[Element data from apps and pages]
· · ·

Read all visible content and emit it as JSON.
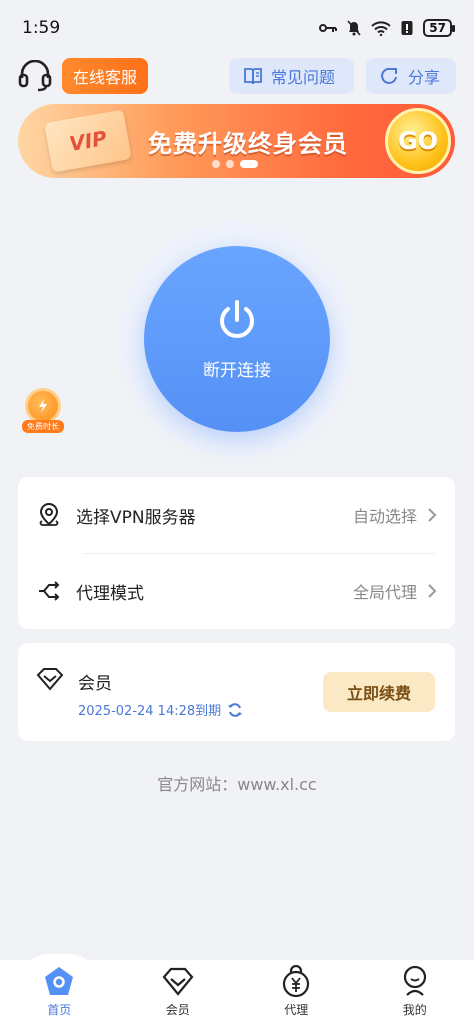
{
  "status": {
    "time": "1:59",
    "battery": "57"
  },
  "header": {
    "customer_service": "在线客服",
    "faq": "常见问题",
    "share": "分享"
  },
  "banner": {
    "card_text": "VIP",
    "headline": "免费升级终身会员",
    "go": "GO"
  },
  "power": {
    "label": "断开连接",
    "state": "connected"
  },
  "free_time": {
    "label": "免费时长"
  },
  "settings": {
    "server": {
      "label": "选择VPN服务器",
      "value": "自动选择"
    },
    "proxy": {
      "label": "代理模式",
      "value": "全局代理"
    }
  },
  "member": {
    "title": "会员",
    "expiry": "2025-02-24 14:28到期",
    "renew": "立即续费"
  },
  "footer": {
    "website": "官方网站：www.xl.cc"
  },
  "tabs": [
    {
      "label": "首页",
      "icon": "home-icon",
      "active": true
    },
    {
      "label": "会员",
      "icon": "diamond-icon",
      "active": false
    },
    {
      "label": "代理",
      "icon": "proxy-icon",
      "active": false
    },
    {
      "label": "我的",
      "icon": "profile-icon",
      "active": false
    }
  ],
  "colors": {
    "accent": "#5591f5",
    "orange": "#ff6f1a",
    "link": "#4a78d8",
    "renew_bg": "#fbe9c6"
  }
}
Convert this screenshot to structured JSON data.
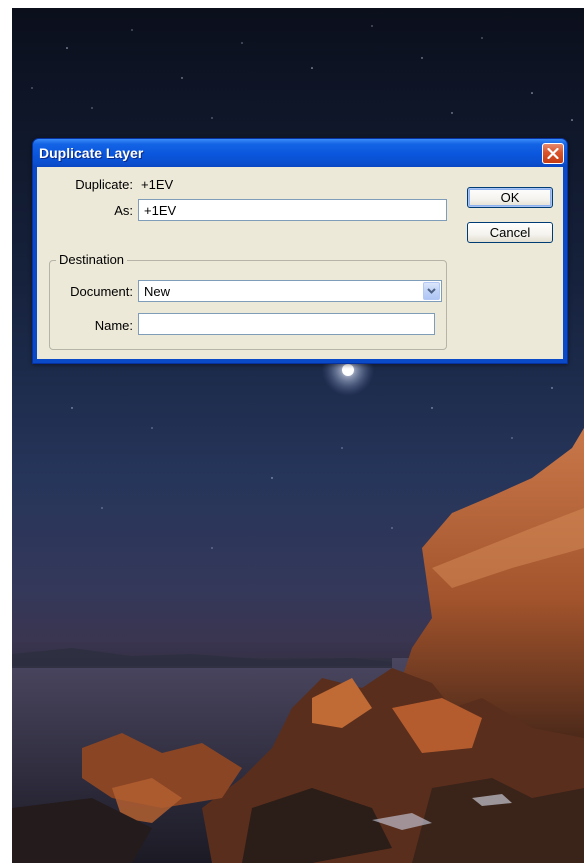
{
  "dialog": {
    "title": "Duplicate Layer",
    "duplicate_label": "Duplicate:",
    "duplicate_value": "+1EV",
    "as_label": "As:",
    "as_value": "+1EV",
    "destination_label": "Destination",
    "document_label": "Document:",
    "document_value": "New",
    "name_label": "Name:",
    "name_value": "",
    "ok_label": "OK",
    "cancel_label": "Cancel"
  },
  "icons": {
    "close": "close-icon",
    "dropdown": "chevron-down-icon"
  },
  "colors": {
    "titlebar": "#0a56dc",
    "dialog_body": "#ece9d8",
    "close_button": "#d9532b"
  }
}
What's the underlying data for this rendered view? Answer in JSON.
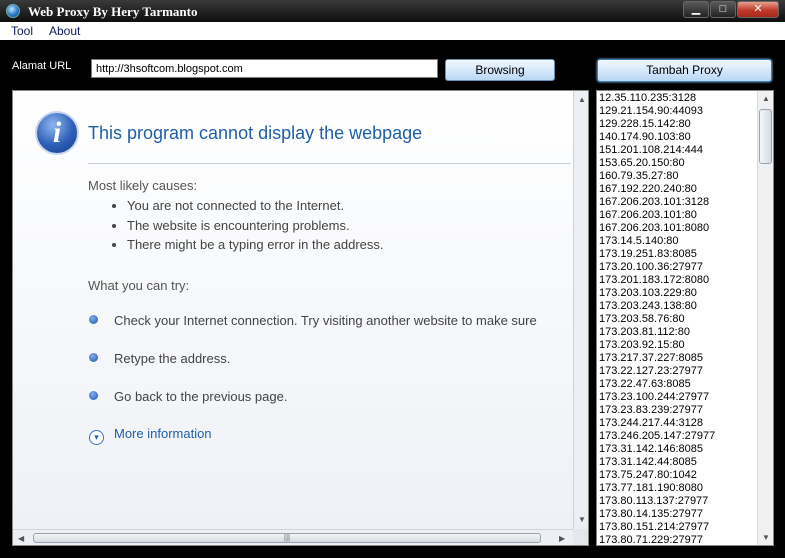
{
  "window": {
    "title": "Web Proxy By Hery Tarmanto",
    "min_glyph": "▁",
    "max_glyph": "□",
    "close_glyph": "✕"
  },
  "menu": {
    "items": [
      "Tool",
      "About"
    ]
  },
  "url_bar": {
    "label": "Alamat URL",
    "value": "http://3hsoftcom.blogspot.com"
  },
  "buttons": {
    "browse": "Browsing",
    "add_proxy": "Tambah Proxy"
  },
  "error_page": {
    "icon_glyph": "i",
    "title": "This program cannot display the webpage",
    "causes_heading": "Most likely causes:",
    "causes": [
      "You are not connected to the Internet.",
      "The website is encountering problems.",
      "There might be a typing error in the address."
    ],
    "try_heading": "What you can try:",
    "try_items": [
      "Check your Internet connection. Try visiting another website to make sure",
      "Retype the address.",
      "Go back to the previous page."
    ],
    "more_info": "More information",
    "more_glyph": "▾"
  },
  "proxies": [
    "12.35.110.235:3128",
    "129.21.154.90:44093",
    "129.228.15.142:80",
    "140.174.90.103:80",
    "151.201.108.214:444",
    "153.65.20.150:80",
    "160.79.35.27:80",
    "167.192.220.240:80",
    "167.206.203.101:3128",
    "167.206.203.101:80",
    "167.206.203.101:8080",
    "173.14.5.140:80",
    "173.19.251.83:8085",
    "173.20.100.36:27977",
    "173.201.183.172:8080",
    "173.203.103.229:80",
    "173.203.243.138:80",
    "173.203.58.76:80",
    "173.203.81.112:80",
    "173.203.92.15:80",
    "173.217.37.227:8085",
    "173.22.127.23:27977",
    "173.22.47.63:8085",
    "173.23.100.244:27977",
    "173.23.83.239:27977",
    "173.244.217.44:3128",
    "173.246.205.147:27977",
    "173.31.142.146:8085",
    "173.31.142.44:8085",
    "173.75.247.80:1042",
    "173.77.181.190:8080",
    "173.80.113.137:27977",
    "173.80.14.135:27977",
    "173.80.151.214:27977",
    "173.80.71.229:27977"
  ]
}
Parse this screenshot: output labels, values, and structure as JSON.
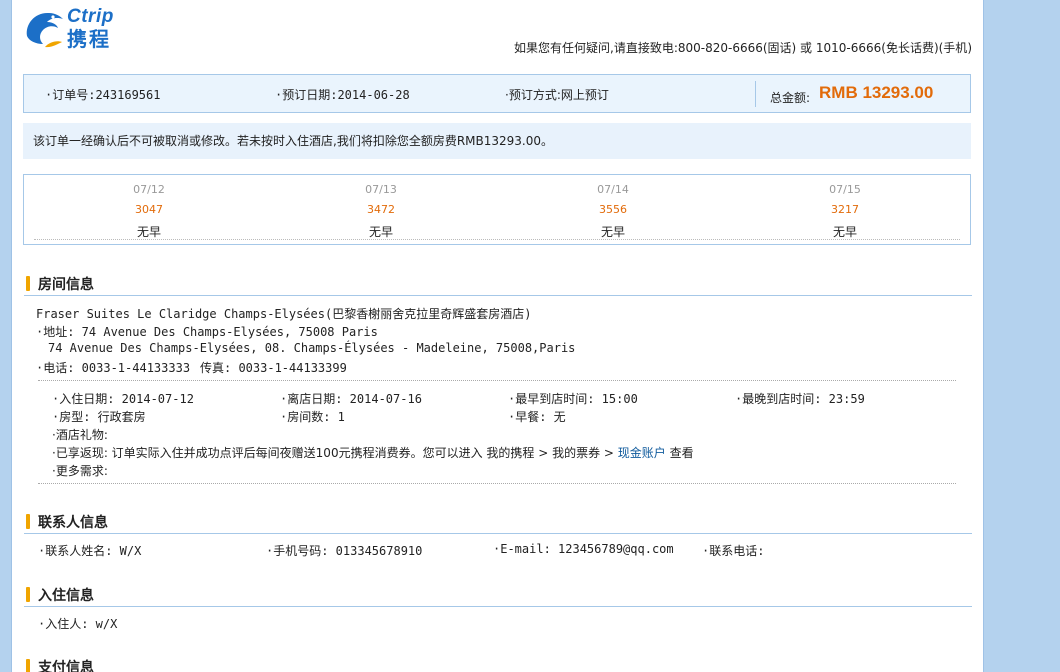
{
  "header": {
    "logo_word": "Ctrip",
    "logo_cn": "携程",
    "hotline": "如果您有任何疑问,请直接致电:800-820-6666(固话) 或 1010-6666(免长话费)(手机)"
  },
  "order": {
    "order_no": "·订单号:243169561",
    "order_date": "·预订日期:2014-06-28",
    "order_method": "·预订方式:网上预订",
    "total_label": "总金额:",
    "total_value": "RMB 13293.00"
  },
  "notice": "该订单一经确认后不可被取消或修改。若未按时入住酒店,我们将扣除您全额房费RMB13293.00。",
  "daily_prices": [
    {
      "date": "07/12",
      "price": "3047",
      "meal": "无早"
    },
    {
      "date": "07/13",
      "price": "3472",
      "meal": "无早"
    },
    {
      "date": "07/14",
      "price": "3556",
      "meal": "无早"
    },
    {
      "date": "07/15",
      "price": "3217",
      "meal": "无早"
    }
  ],
  "room": {
    "title": "房间信息",
    "hotel_name": "Fraser Suites Le Claridge Champs-Elysées(巴黎香榭丽舍克拉里奇辉盛套房酒店)",
    "address": "·地址: 74 Avenue Des Champs-Elysées, 75008 Paris",
    "address2": "74 Avenue Des Champs-Elysées, 08. Champs-Élysées - Madeleine, 75008,Paris",
    "phone": "·电话: 0033-1-44133333",
    "fax": "传真: 0033-1-44133399",
    "checkin": "·入住日期: 2014-07-12",
    "checkout": "·离店日期: 2014-07-16",
    "earliest": "·最早到店时间: 15:00",
    "latest": "·最晚到店时间: 23:59",
    "room_type": "·房型: 行政套房",
    "room_count": "·房间数: 1",
    "breakfast": "·早餐: 无",
    "gift": "·酒店礼物:",
    "cashback_prefix": "·已享返现: 订单实际入住并成功点评后每间夜赠送100元携程消费券。您可以进入 我的携程 > 我的票券 > ",
    "cashback_link": "现金账户",
    "cashback_suffix": " 查看",
    "more": "·更多需求:"
  },
  "contact": {
    "title": "联系人信息",
    "name": "·联系人姓名: W/X",
    "mobile": "·手机号码: 013345678910",
    "email": "·E-mail: 123456789@qq.com",
    "tel": "·联系电话:"
  },
  "guest": {
    "title": "入住信息",
    "name": "·入住人: w/X"
  },
  "payment": {
    "title": "支付信息"
  },
  "colors": {
    "accent_orange": "#e26b0a",
    "brand_blue": "#1c6fc7",
    "section_marker": "#f0a500",
    "page_background": "#b4d2ee"
  }
}
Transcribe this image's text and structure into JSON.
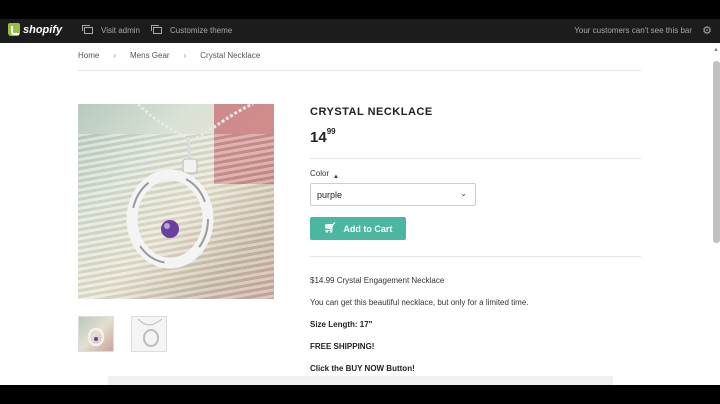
{
  "adminbar": {
    "logo_text": "shopify",
    "visit_admin": "Visit admin",
    "customize_theme": "Customize theme",
    "notice": "Your customers can't see this bar",
    "settings_icon": "gear-icon"
  },
  "breadcrumb": {
    "items": [
      "Home",
      "Mens Gear",
      "Crystal Necklace"
    ],
    "separator": "›"
  },
  "product": {
    "title": "CRYSTAL NECKLACE",
    "price_whole": "14",
    "price_cents": "99",
    "color_label": "Color",
    "color_value": "purple",
    "add_to_cart": "Add to Cart",
    "description": [
      "$14.99 Crystal Engagement Necklace",
      "You can get this beautiful necklace, but only for a limited time.",
      "Size Length: 17\"",
      "FREE SHIPPING!",
      "Click the BUY NOW Button!"
    ]
  },
  "colors": {
    "accent": "#4cb7a0",
    "adminbar": "#1c1c1c",
    "shopify_green": "#95bf47"
  }
}
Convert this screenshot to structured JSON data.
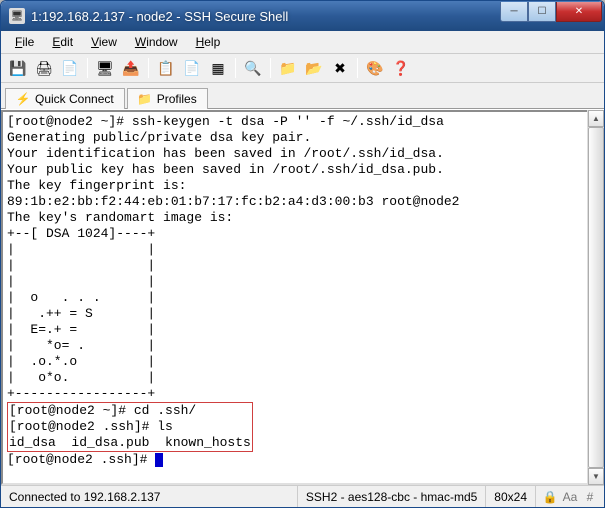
{
  "window": {
    "title": "1:192.168.2.137 - node2 - SSH Secure Shell"
  },
  "menu": {
    "file": "File",
    "edit": "Edit",
    "view": "View",
    "window": "Window",
    "help": "Help"
  },
  "toolbar_icons": {
    "save": "💾",
    "print": "🖨",
    "printview": "📄",
    "shell": "🖥",
    "transfer": "📤",
    "copy": "📋",
    "paste": "📄",
    "grid": "▦",
    "find": "🔍",
    "folder1": "📁",
    "folder2": "📂",
    "disconnect": "✖",
    "colors": "🎨",
    "help": "❓"
  },
  "tabs": {
    "quick_connect": "Quick Connect",
    "profiles": "Profiles"
  },
  "terminal": {
    "lines_top": "[root@node2 ~]# ssh-keygen -t dsa -P '' -f ~/.ssh/id_dsa\nGenerating public/private dsa key pair.\nYour identification has been saved in /root/.ssh/id_dsa.\nYour public key has been saved in /root/.ssh/id_dsa.pub.\nThe key fingerprint is:\n89:1b:e2:bb:f2:44:eb:01:b7:17:fc:b2:a4:d3:00:b3 root@node2\nThe key's randomart image is:\n+--[ DSA 1024]----+\n|                 |\n|                 |\n|                 |\n|  o   . . .      |\n|   .++ = S       |\n|  E=.+ =         |\n|    *o= .        |\n|  .o.*.o         |\n|   o*o.          |\n+-----------------+",
    "boxed": "[root@node2 ~]# cd .ssh/\n[root@node2 .ssh]# ls\nid_dsa  id_dsa.pub  known_hosts",
    "prompt_after": "[root@node2 .ssh]# "
  },
  "status": {
    "connection": "Connected to 192.168.2.137",
    "cipher": "SSH2 - aes128-cbc - hmac-md5",
    "size": "80x24"
  }
}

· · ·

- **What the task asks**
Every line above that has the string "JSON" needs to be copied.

- **Output of the task**
Read all visible content and emit it as JSON.
Convert this screenshot to structured JSON data.
What's the underlying data for this rendered view? Answer in JSON.
Parse this screenshot: output labels, values, and structure as JSON.
Transcribe this image's text and structure into JSON.
Convert this screenshot to structured JSON data.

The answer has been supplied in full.